→ **WHAT YOU SHOULD DO**: Reproduce all of the data below without alteration; exclude every picture.
(AVAILABLE RECORDS)
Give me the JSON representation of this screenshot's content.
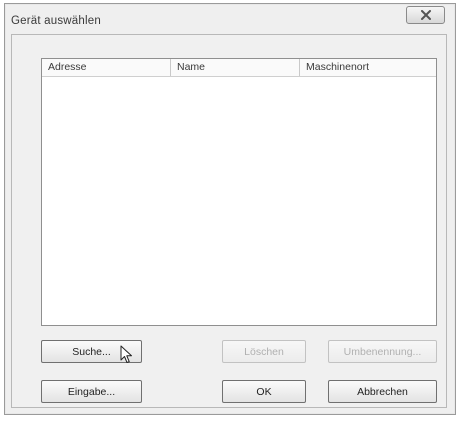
{
  "window": {
    "title": "Gerät auswählen",
    "close_icon": "close-icon"
  },
  "list": {
    "columns": [
      "Adresse",
      "Name",
      "Maschinenort"
    ],
    "rows": []
  },
  "buttons": {
    "search": "Suche...",
    "delete": "Löschen",
    "rename": "Umbenennung...",
    "enter": "Eingabe...",
    "ok": "OK",
    "cancel": "Abbrechen"
  },
  "cursor": {
    "icon": "mouse-pointer-icon"
  }
}
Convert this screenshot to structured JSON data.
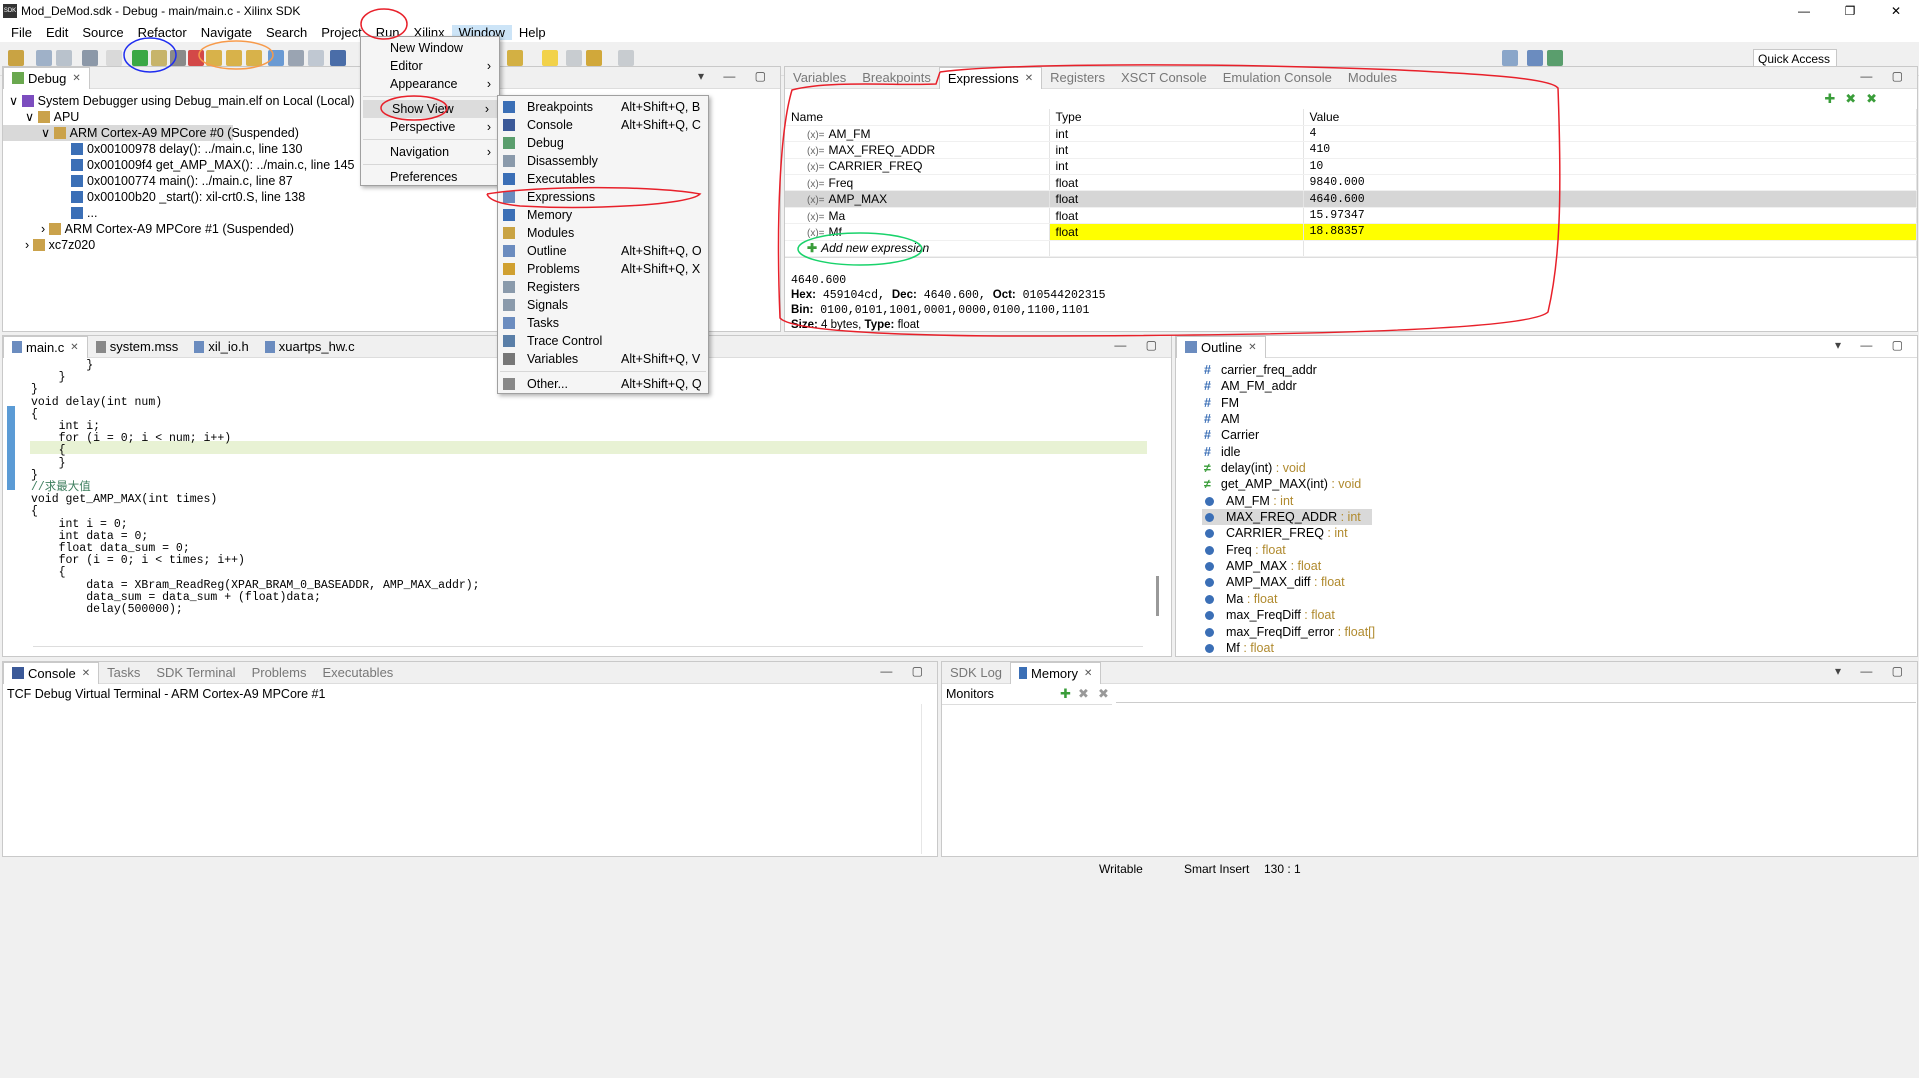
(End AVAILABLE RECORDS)
→ **WRITTEN RESPONSE**:
Give me the JSON representation of this screenshot's content.
{
  "window": {
    "title": "Gerät auswählen",
    "close_icon": "close-icon"
  },
  "list": {
    "columns": [
      "Adresse",
      "Name",
      "Maschinenort"
    ],
    "rows": []
  },
  "buttons": {
    "search": "Suche...",
    "delete": "Löschen",
    "rename": "Umbenennung...",
    "enter": "Eingabe...",
    "ok": "OK",
    "cancel": "Abbrechen"
  },
  "cursor": {
    "icon": "mouse-pointer-icon"
  }
}
Convert this screenshot to structured JSON data.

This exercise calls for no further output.